## ASSIGNMENT
Without the images, write out the entries word for word.

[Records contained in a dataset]
==================================================
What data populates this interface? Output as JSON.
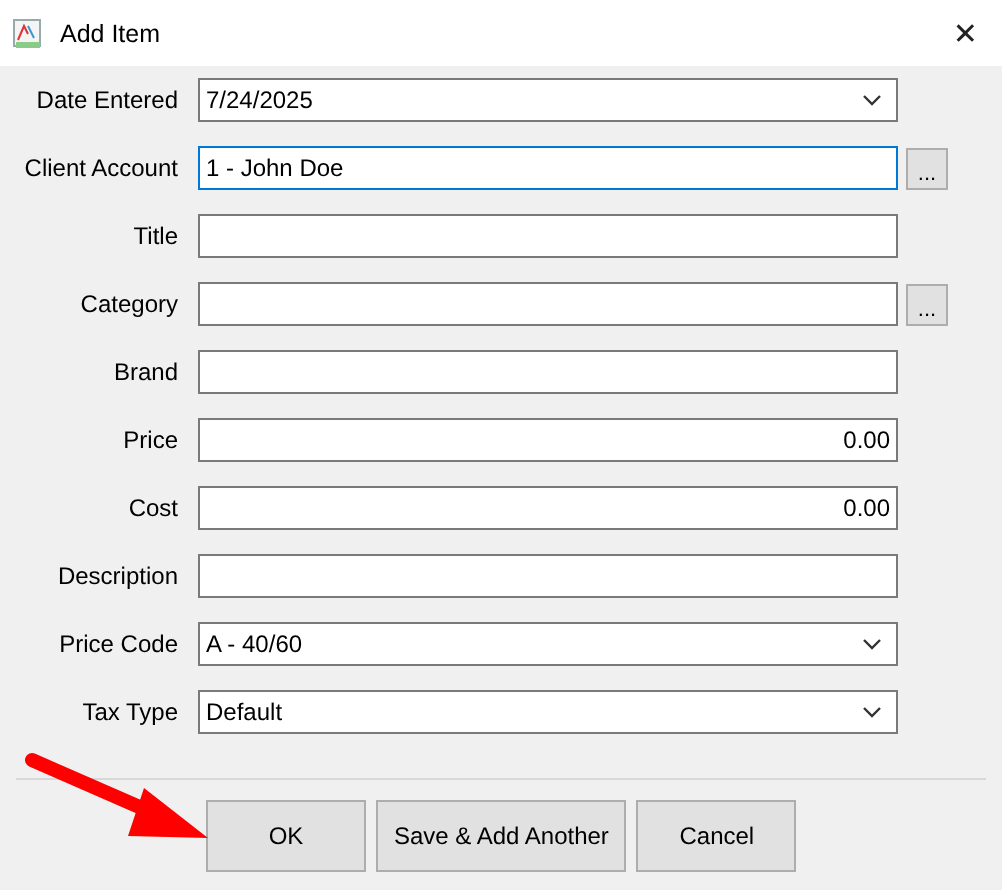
{
  "window": {
    "title": "Add Item",
    "close": "✕"
  },
  "fields": [
    {
      "label": "Date Entered",
      "kind": "dropdown",
      "value": "7/24/2025",
      "focused": false
    },
    {
      "label": "Client Account",
      "kind": "text",
      "value": "1 - John Doe",
      "focused": true,
      "browse_button": "..."
    },
    {
      "label": "Title",
      "kind": "text",
      "focused": false
    },
    {
      "label": "Category",
      "kind": "text",
      "focused": false,
      "browse_button": "..."
    },
    {
      "label": "Brand",
      "kind": "text",
      "focused": false
    },
    {
      "label": "Price",
      "kind": "number",
      "value": "0.00",
      "focused": false
    },
    {
      "label": "Cost",
      "kind": "number",
      "value": "0.00",
      "focused": false
    },
    {
      "label": "Description",
      "kind": "text",
      "focused": false
    },
    {
      "label": "Price Code",
      "kind": "dropdown",
      "value": "A - 40/60",
      "focused": false
    },
    {
      "label": "Tax Type",
      "kind": "dropdown",
      "value": "Default",
      "focused": false
    }
  ],
  "buttons": [
    "OK",
    "Save & Add Another",
    "Cancel"
  ]
}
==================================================
## EXPECTED OUTPUT
What data populates this interface? Output as JSON.
{
  "window": {
    "title": "Add Item",
    "close": "✕"
  },
  "fields": [
    {
      "label": "Date Entered",
      "kind": "dropdown",
      "value": "7/24/2025",
      "focused": false
    },
    {
      "label": "Client Account",
      "kind": "text",
      "value": "1 - John Doe",
      "focused": true,
      "browse_button": "..."
    },
    {
      "label": "Title",
      "kind": "text",
      "focused": false
    },
    {
      "label": "Category",
      "kind": "text",
      "focused": false,
      "browse_button": "..."
    },
    {
      "label": "Brand",
      "kind": "text",
      "focused": false
    },
    {
      "label": "Price",
      "kind": "number",
      "value": "0.00",
      "focused": false
    },
    {
      "label": "Cost",
      "kind": "number",
      "value": "0.00",
      "focused": false
    },
    {
      "label": "Description",
      "kind": "text",
      "focused": false
    },
    {
      "label": "Price Code",
      "kind": "dropdown",
      "value": "A - 40/60",
      "focused": false
    },
    {
      "label": "Tax Type",
      "kind": "dropdown",
      "value": "Default",
      "focused": false
    }
  ],
  "buttons": [
    "OK",
    "Save & Add Another",
    "Cancel"
  ]
}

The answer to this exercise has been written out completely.